CSS Sprites have exploded on the internet in recent years and you can expect the trend to continue with mobile UI design leading the way. Although sprites are very current here to stay, they are by no means a new invention.
Looking back a few decades, you can see sprites being used in early video game interfaces when speed and memory were big issues needing to be worked around. We are again in a similar situation with mobile computing across seemingly countless different devices and connectivity scenarios. So how do sprites make it better? CSS sprites allow you to create a single file that contains all the images laid out in a grid, requiring only a single image and only a single server call.
In this example, there will be three images used to make what seems like one dynamic button to the end user. Each image represents how the user is interacting, if at all, with the button at any one time. These individual images are then mapped to certain coordinates. The coordinates are correlated to actions through CSS declarations.
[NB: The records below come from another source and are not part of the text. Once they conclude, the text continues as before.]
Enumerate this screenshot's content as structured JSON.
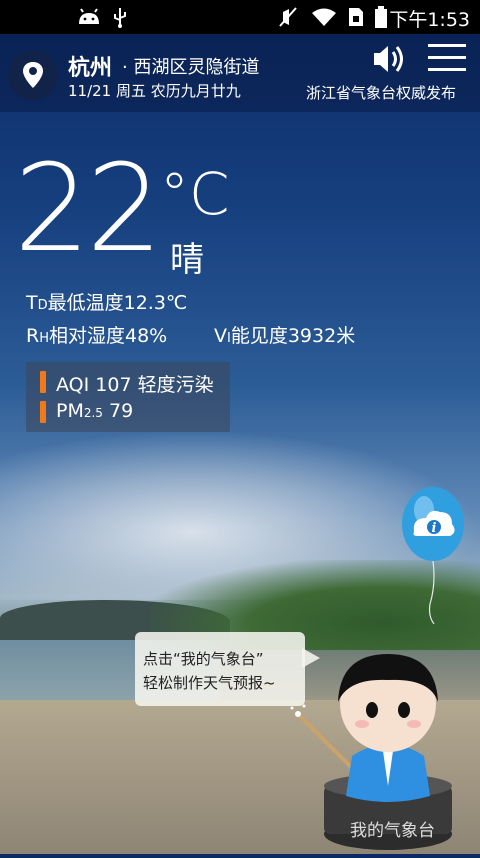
{
  "status_bar": {
    "time": "下午1:53"
  },
  "header": {
    "city": "杭州",
    "district": "· 西湖区灵隐街道",
    "date_line": "11/21 周五  农历九月廿九",
    "publisher": "浙江省气象台权威发布"
  },
  "weather": {
    "temperature": "22",
    "unit": "°C",
    "condition": "晴",
    "min_temp_prefix": "T",
    "min_temp_sub": "D",
    "min_temp_text": "最低温度12.3℃",
    "humidity_prefix": "R",
    "humidity_sub": "H",
    "humidity_text": "相对湿度48%",
    "visibility_prefix": "V",
    "visibility_sub": "I",
    "visibility_text": "能见度3932米"
  },
  "air": {
    "aqi_text": "AQI 107 轻度污染",
    "pm_label": "PM",
    "pm_sub": "2.5",
    "pm_value": "79",
    "indicator_color": "#f07a1a"
  },
  "promo": {
    "line1": "点击“我的气象台”",
    "line2": "轻松制作天气预报~",
    "mascot_label": "我的气象台"
  },
  "icons": [
    "android-icon",
    "usb-icon",
    "mute-icon",
    "wifi-icon",
    "sim-icon",
    "battery-icon",
    "location-icon",
    "speaker-icon",
    "menu-icon",
    "info-balloon-icon"
  ]
}
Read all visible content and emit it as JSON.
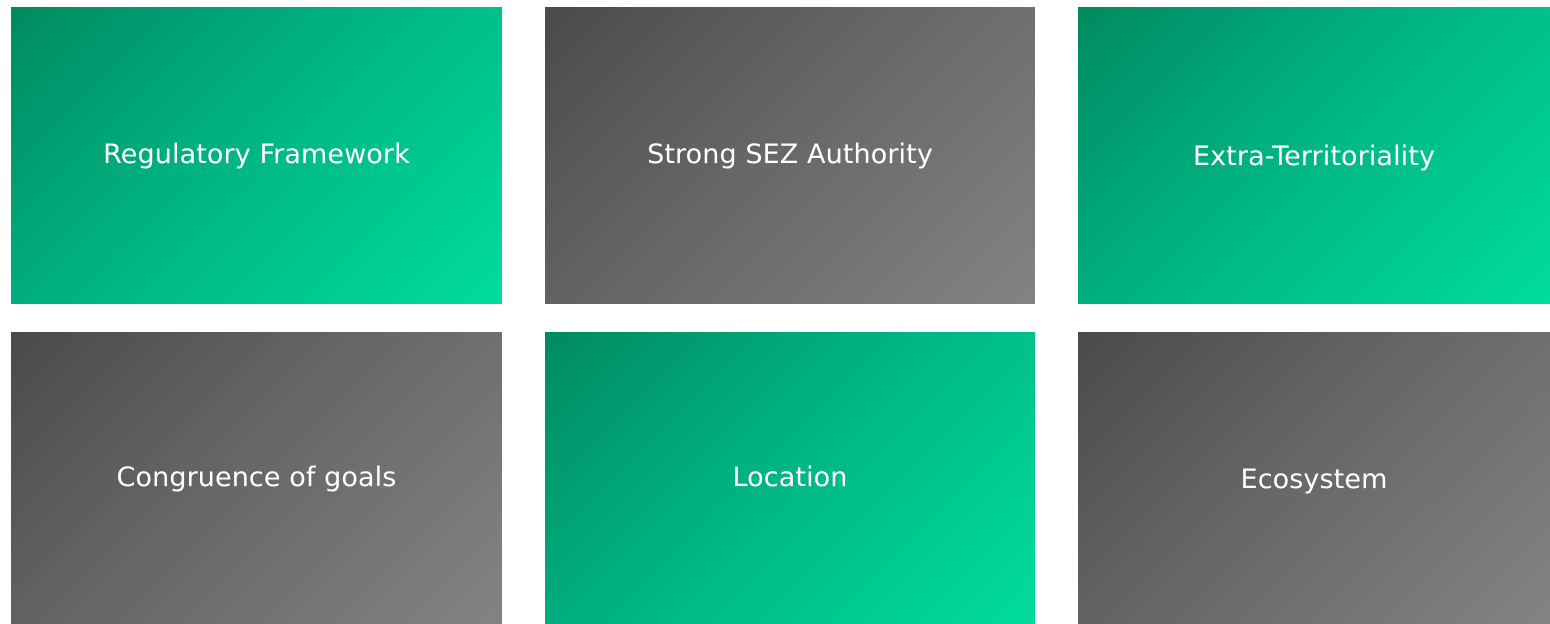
{
  "cards": [
    {
      "label": "Regulatory Framework",
      "theme": "green"
    },
    {
      "label": "Strong SEZ Authority",
      "theme": "gray"
    },
    {
      "label": "Extra-Territoriality",
      "theme": "green"
    },
    {
      "label": "Congruence of goals",
      "theme": "gray"
    },
    {
      "label": "Location",
      "theme": "green"
    },
    {
      "label": "Ecosystem",
      "theme": "gray"
    }
  ],
  "colors": {
    "green_start": "#008a5f",
    "green_end": "#00dc9e",
    "gray_start": "#4a4a4a",
    "gray_end": "#838383",
    "text": "#ffffff"
  }
}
This same idea can also be applied to multiple images merged into one interface element, such as a button menu on smart phone or tablet. If this concept interests you, you may also enjoy this recent post on how to manage opacity and transparency through CSS, which is one more way to elevate your user experience in regards to interacting with images.